We often hear the phrase “Kol Yisrael arevim zeh la’zeh’’ (All Jews are responsible for one another) bandied about in synagogues, schools and even in the political arena. It was a commonly expressed value in Mittleman’s home growing up.

We struggle with our own leaders rising to the occasion, Mittleman writes, with even less focus on those outside the Jewish faith, who have gone above and beyond in a way that uplifts our community and inspires. His goal was to find non-Jewish luminaries who exuded infectious decency (menschlichkeit) and promote goodwill when Jews might have least expected it.

Cognizant that many notable works have explored the maddening question of why people don’t help when they could, Mittleman provides a welcome antidote to the silence.
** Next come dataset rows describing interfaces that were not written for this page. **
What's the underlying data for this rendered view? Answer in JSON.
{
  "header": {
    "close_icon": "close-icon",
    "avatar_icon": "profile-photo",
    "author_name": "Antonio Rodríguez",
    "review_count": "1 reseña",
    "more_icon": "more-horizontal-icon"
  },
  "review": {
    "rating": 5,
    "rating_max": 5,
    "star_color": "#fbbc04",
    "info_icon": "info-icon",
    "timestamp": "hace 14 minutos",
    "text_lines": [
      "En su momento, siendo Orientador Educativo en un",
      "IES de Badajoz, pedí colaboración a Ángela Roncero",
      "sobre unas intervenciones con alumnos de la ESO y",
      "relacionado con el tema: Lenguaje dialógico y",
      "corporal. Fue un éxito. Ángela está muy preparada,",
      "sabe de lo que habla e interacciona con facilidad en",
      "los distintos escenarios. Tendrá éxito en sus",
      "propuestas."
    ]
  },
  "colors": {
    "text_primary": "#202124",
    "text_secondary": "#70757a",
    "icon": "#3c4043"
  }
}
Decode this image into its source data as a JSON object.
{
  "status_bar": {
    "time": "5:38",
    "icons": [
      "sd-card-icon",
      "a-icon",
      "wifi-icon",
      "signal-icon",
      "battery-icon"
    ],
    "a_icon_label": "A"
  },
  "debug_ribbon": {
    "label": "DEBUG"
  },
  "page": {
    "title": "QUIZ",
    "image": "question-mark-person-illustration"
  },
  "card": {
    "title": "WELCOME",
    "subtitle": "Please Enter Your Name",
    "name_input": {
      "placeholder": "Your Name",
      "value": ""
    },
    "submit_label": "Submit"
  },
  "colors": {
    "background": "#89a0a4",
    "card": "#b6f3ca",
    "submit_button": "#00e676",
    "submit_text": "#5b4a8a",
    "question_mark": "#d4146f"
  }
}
Yes, we sadly still face the cowardly silence of neighbors, co-workers, fellow citizens (and world travelers, my addition) during dark times.

It is all too easy to point to the bad, rather than focus on what is good. One of the lessons my mother taught my brother and me, both as a parent and educator, was to try and catch your child doing something good.

These stories certainly do just that and so much more (hence my personal feelings of humility), and my interest and excitement accumulated with each relevant, profound and varied story, drawing the reader into the world of each personality with just the right amount of informative detail and character portrayal.

A refreshing read

This is a refreshing read, guaranteed to make you feel better about the world. And who doesn’t need just that at a time of unprecedented domestic and global violence, flagrant acts of senseless shootings, terrorism and antisemitism, and a void of heroism in the social and political arena?

One of these shining bright stars is Olga Meshoe Washington, daughter of South Africa’s charismatic Reverend Kenneth Meshoe of the African Christian Democratic Party. She found her voice and her purpose on August 3, 2014, when she stood in for her father at a peace solidarity rally for Israel. Her training as an attorney hadn’t quite prepared her for the audience of over 12,000 diverse South Africans.

But she rose to the challenge with humor (she started the speech imitating Ellen DeGeneres’s iconic selfies with her audience) and quickly won over the crowd with her passionate and engaging personality as well as her dynamic skills of motivating and enthusing people for real change. Her eloquent advocacy for Israel as the antithesis of apartheid, her explanation of the genesis of real apartheid in South Africa, and her authentic clarity of vision explaining the incomparable stance of Israel is truly heartwarming.

I urge you to watch the awesome YouTube video of her recent address in Geneva, responding to the Pillay Report blaming Israel for the conflict with the Palestinians. Thank you, Ari Mittleman, for introducing me to Olga, and each one of the other heroes whose lives and work I admit I knew little or nothing about.

Thank you also for restoring my faith in humanity and helping to motivate me to catch people doing good in the world. May it motivate others as well. ■

Paths of the Righteous: Stories of Heroism, Humanity and HopeAri MittlemanGefen Publishing House, 2022Paperback $14.99, 144 pages